- **Materials provided**

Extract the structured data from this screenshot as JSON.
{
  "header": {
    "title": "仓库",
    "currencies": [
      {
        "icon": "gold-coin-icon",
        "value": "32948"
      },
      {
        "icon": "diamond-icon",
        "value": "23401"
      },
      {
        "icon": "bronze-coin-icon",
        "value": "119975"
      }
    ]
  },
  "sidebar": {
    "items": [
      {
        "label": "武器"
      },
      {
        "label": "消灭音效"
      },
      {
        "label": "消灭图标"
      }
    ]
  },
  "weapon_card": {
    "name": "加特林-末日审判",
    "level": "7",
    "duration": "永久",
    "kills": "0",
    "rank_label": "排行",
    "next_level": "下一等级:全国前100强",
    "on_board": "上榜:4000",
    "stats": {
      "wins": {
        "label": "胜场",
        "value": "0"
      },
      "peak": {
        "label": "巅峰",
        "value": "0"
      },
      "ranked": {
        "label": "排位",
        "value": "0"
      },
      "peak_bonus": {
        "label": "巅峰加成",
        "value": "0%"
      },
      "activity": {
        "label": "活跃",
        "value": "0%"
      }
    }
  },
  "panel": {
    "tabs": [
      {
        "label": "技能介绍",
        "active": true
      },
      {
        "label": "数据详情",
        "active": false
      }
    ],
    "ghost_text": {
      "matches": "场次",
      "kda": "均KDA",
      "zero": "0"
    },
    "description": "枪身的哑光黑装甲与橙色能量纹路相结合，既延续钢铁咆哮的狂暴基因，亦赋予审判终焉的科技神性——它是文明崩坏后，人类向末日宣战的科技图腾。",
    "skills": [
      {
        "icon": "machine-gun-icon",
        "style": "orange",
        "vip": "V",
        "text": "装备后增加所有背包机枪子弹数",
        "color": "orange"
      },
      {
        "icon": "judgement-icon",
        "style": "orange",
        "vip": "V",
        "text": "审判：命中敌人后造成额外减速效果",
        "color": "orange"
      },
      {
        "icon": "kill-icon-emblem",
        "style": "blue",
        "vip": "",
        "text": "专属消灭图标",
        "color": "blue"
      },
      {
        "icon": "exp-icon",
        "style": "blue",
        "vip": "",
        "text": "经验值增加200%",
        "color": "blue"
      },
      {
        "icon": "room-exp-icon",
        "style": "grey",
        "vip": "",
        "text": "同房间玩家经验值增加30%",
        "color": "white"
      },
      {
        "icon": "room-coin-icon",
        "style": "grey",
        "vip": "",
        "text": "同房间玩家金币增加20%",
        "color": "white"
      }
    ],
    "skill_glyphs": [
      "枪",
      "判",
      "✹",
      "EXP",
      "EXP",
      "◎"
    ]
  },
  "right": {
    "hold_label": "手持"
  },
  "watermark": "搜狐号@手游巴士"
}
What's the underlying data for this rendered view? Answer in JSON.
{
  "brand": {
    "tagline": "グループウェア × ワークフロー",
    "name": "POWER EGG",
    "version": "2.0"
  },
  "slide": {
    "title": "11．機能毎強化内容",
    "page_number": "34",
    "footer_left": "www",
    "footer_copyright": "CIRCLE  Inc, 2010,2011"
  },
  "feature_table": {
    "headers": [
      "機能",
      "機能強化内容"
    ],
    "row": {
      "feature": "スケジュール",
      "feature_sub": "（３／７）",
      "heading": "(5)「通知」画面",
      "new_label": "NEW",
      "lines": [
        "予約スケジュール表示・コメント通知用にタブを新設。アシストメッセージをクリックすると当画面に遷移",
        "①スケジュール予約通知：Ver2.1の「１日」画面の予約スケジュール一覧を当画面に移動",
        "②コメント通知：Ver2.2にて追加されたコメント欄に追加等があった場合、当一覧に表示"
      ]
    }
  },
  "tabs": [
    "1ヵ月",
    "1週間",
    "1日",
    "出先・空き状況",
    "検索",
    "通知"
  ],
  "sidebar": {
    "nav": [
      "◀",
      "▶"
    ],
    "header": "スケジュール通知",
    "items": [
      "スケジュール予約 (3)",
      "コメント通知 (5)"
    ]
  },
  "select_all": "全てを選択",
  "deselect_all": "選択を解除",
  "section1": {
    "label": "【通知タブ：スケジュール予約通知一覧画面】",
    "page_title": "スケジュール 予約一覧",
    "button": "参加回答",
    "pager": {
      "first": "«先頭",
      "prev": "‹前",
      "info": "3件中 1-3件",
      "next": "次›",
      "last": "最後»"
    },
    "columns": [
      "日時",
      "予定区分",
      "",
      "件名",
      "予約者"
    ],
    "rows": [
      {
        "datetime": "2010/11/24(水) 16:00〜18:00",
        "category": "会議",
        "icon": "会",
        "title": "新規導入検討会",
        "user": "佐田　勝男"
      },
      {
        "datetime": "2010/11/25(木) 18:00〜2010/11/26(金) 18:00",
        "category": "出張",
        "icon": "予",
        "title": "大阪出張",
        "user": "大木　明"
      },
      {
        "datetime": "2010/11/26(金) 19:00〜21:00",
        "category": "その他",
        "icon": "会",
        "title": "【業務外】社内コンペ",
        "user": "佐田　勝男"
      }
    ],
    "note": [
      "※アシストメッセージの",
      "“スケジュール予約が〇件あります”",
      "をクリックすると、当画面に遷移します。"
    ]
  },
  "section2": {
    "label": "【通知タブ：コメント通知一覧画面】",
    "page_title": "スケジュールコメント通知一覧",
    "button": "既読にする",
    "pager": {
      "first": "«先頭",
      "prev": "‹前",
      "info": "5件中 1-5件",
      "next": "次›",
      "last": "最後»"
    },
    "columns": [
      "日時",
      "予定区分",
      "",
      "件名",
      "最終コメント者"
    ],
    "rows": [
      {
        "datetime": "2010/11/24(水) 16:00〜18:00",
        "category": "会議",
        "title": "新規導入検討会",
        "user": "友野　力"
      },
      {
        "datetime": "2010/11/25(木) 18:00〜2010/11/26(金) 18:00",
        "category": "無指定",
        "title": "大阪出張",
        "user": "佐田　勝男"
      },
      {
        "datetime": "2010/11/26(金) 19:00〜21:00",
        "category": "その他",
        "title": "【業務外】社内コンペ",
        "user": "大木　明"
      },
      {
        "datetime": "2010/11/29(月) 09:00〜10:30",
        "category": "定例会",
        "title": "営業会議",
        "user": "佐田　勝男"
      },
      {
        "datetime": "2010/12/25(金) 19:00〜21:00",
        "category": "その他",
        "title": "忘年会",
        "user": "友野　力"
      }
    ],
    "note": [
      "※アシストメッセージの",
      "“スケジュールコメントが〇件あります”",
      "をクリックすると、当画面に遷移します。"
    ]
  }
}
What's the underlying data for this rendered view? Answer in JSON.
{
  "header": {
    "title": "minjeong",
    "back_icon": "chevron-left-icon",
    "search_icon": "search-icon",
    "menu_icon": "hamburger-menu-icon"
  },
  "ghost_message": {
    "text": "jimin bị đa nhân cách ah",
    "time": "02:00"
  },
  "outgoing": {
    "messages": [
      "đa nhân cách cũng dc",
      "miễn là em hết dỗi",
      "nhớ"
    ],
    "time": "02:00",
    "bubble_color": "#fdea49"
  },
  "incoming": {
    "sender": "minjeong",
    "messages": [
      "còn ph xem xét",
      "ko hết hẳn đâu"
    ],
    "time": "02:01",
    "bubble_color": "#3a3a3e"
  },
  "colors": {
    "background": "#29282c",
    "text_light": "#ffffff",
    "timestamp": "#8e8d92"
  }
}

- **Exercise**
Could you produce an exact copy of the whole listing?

- **Solution**
Extract the structured data from this screenshot as JSON.
{
  "header": {
    "title": "仓库",
    "currencies": [
      {
        "icon": "gold-coin-icon",
        "value": "32948"
      },
      {
        "icon": "diamond-icon",
        "value": "23401"
      },
      {
        "icon": "bronze-coin-icon",
        "value": "119975"
      }
    ]
  },
  "sidebar": {
    "items": [
      {
        "label": "武器"
      },
      {
        "label": "消灭音效"
      },
      {
        "label": "消灭图标"
      }
    ]
  },
  "weapon_card": {
    "name": "加特林-末日审判",
    "level": "7",
    "duration": "永久",
    "kills": "0",
    "rank_label": "排行",
    "next_level": "下一等级:全国前100强",
    "on_board": "上榜:4000",
    "stats": {
      "wins": {
        "label": "胜场",
        "value": "0"
      },
      "peak": {
        "label": "巅峰",
        "value": "0"
      },
      "ranked": {
        "label": "排位",
        "value": "0"
      },
      "peak_bonus": {
        "label": "巅峰加成",
        "value": "0%"
      },
      "activity": {
        "label": "活跃",
        "value": "0%"
      }
    }
  },
  "panel": {
    "tabs": [
      {
        "label": "技能介绍",
        "active": true
      },
      {
        "label": "数据详情",
        "active": false
      }
    ],
    "ghost_text": {
      "matches": "场次",
      "kda": "均KDA",
      "zero": "0"
    },
    "description": "枪身的哑光黑装甲与橙色能量纹路相结合，既延续钢铁咆哮的狂暴基因，亦赋予审判终焉的科技神性——它是文明崩坏后，人类向末日宣战的科技图腾。",
    "skills": [
      {
        "icon": "machine-gun-icon",
        "style": "orange",
        "vip": "V",
        "text": "装备后增加所有背包机枪子弹数",
        "color": "orange"
      },
      {
        "icon": "judgement-icon",
        "style": "orange",
        "vip": "V",
        "text": "审判：命中敌人后造成额外减速效果",
        "color": "orange"
      },
      {
        "icon": "kill-icon-emblem",
        "style": "blue",
        "vip": "",
        "text": "专属消灭图标",
        "color": "blue"
      },
      {
        "icon": "exp-icon",
        "style": "blue",
        "vip": "",
        "text": "经验值增加200%",
        "color": "blue"
      },
      {
        "icon": "room-exp-icon",
        "style": "grey",
        "vip": "",
        "text": "同房间玩家经验值增加30%",
        "color": "white"
      },
      {
        "icon": "room-coin-icon",
        "style": "grey",
        "vip": "",
        "text": "同房间玩家金币增加20%",
        "color": "white"
      }
    ],
    "skill_glyphs": [
      "枪",
      "判",
      "✹",
      "EXP",
      "EXP",
      "◎"
    ]
  },
  "right": {
    "hold_label": "手持"
  },
  "watermark": "搜狐号@手游巴士"
}
What's the underlying data for this rendered view? Answer in JSON.
{
  "brand": {
    "tagline": "グループウェア × ワークフロー",
    "name": "POWER EGG",
    "version": "2.0"
  },
  "slide": {
    "title": "11．機能毎強化内容",
    "page_number": "34",
    "footer_left": "www",
    "footer_copyright": "CIRCLE  Inc, 2010,2011"
  },
  "feature_table": {
    "headers": [
      "機能",
      "機能強化内容"
    ],
    "row": {
      "feature": "スケジュール",
      "feature_sub": "（３／７）",
      "heading": "(5)「通知」画面",
      "new_label": "NEW",
      "lines": [
        "予約スケジュール表示・コメント通知用にタブを新設。アシストメッセージをクリックすると当画面に遷移",
        "①スケジュール予約通知：Ver2.1の「１日」画面の予約スケジュール一覧を当画面に移動",
        "②コメント通知：Ver2.2にて追加されたコメント欄に追加等があった場合、当一覧に表示"
      ]
    }
  },
  "tabs": [
    "1ヵ月",
    "1週間",
    "1日",
    "出先・空き状況",
    "検索",
    "通知"
  ],
  "sidebar": {
    "nav": [
      "◀",
      "▶"
    ],
    "header": "スケジュール通知",
    "items": [
      "スケジュール予約 (3)",
      "コメント通知 (5)"
    ]
  },
  "select_all": "全てを選択",
  "deselect_all": "選択を解除",
  "section1": {
    "label": "【通知タブ：スケジュール予約通知一覧画面】",
    "page_title": "スケジュール 予約一覧",
    "button": "参加回答",
    "pager": {
      "first": "«先頭",
      "prev": "‹前",
      "info": "3件中 1-3件",
      "next": "次›",
      "last": "最後»"
    },
    "columns": [
      "日時",
      "予定区分",
      "",
      "件名",
      "予約者"
    ],
    "rows": [
      {
        "datetime": "2010/11/24(水) 16:00〜18:00",
        "category": "会議",
        "icon": "会",
        "title": "新規導入検討会",
        "user": "佐田　勝男"
      },
      {
        "datetime": "2010/11/25(木) 18:00〜2010/11/26(金) 18:00",
        "category": "出張",
        "icon": "予",
        "title": "大阪出張",
        "user": "大木　明"
      },
      {
        "datetime": "2010/11/26(金) 19:00〜21:00",
        "category": "その他",
        "icon": "会",
        "title": "【業務外】社内コンペ",
        "user": "佐田　勝男"
      }
    ],
    "note": [
      "※アシストメッセージの",
      "“スケジュール予約が〇件あります”",
      "をクリックすると、当画面に遷移します。"
    ]
  },
  "section2": {
    "label": "【通知タブ：コメント通知一覧画面】",
    "page_title": "スケジュールコメント通知一覧",
    "button": "既読にする",
    "pager": {
      "first": "«先頭",
      "prev": "‹前",
      "info": "5件中 1-5件",
      "next": "次›",
      "last": "最後»"
    },
    "columns": [
      "日時",
      "予定区分",
      "",
      "件名",
      "最終コメント者"
    ],
    "rows": [
      {
        "datetime": "2010/11/24(水) 16:00〜18:00",
        "category": "会議",
        "title": "新規導入検討会",
        "user": "友野　力"
      },
      {
        "datetime": "2010/11/25(木) 18:00〜2010/11/26(金) 18:00",
        "category": "無指定",
        "title": "大阪出張",
        "user": "佐田　勝男"
      },
      {
        "datetime": "2010/11/26(金) 19:00〜21:00",
        "category": "その他",
        "title": "【業務外】社内コンペ",
        "user": "大木　明"
      },
      {
        "datetime": "2010/11/29(月) 09:00〜10:30",
        "category": "定例会",
        "title": "営業会議",
        "user": "佐田　勝男"
      },
      {
        "datetime": "2010/12/25(金) 19:00〜21:00",
        "category": "その他",
        "title": "忘年会",
        "user": "友野　力"
      }
    ],
    "note": [
      "※アシストメッセージの",
      "“スケジュールコメントが〇件あります”",
      "をクリックすると、当画面に遷移します。"
    ]
  }
}
What's the underlying data for this rendered view? Answer in JSON.
{
  "header": {
    "title": "minjeong",
    "back_icon": "chevron-left-icon",
    "search_icon": "search-icon",
    "menu_icon": "hamburger-menu-icon"
  },
  "ghost_message": {
    "text": "jimin bị đa nhân cách ah",
    "time": "02:00"
  },
  "outgoing": {
    "messages": [
      "đa nhân cách cũng dc",
      "miễn là em hết dỗi",
      "nhớ"
    ],
    "time": "02:00",
    "bubble_color": "#fdea49"
  },
  "incoming": {
    "sender": "minjeong",
    "messages": [
      "còn ph xem xét",
      "ko hết hẳn đâu"
    ],
    "time": "02:01",
    "bubble_color": "#3a3a3e"
  },
  "colors": {
    "background": "#29282c",
    "text_light": "#ffffff",
    "timestamp": "#8e8d92"
  }
}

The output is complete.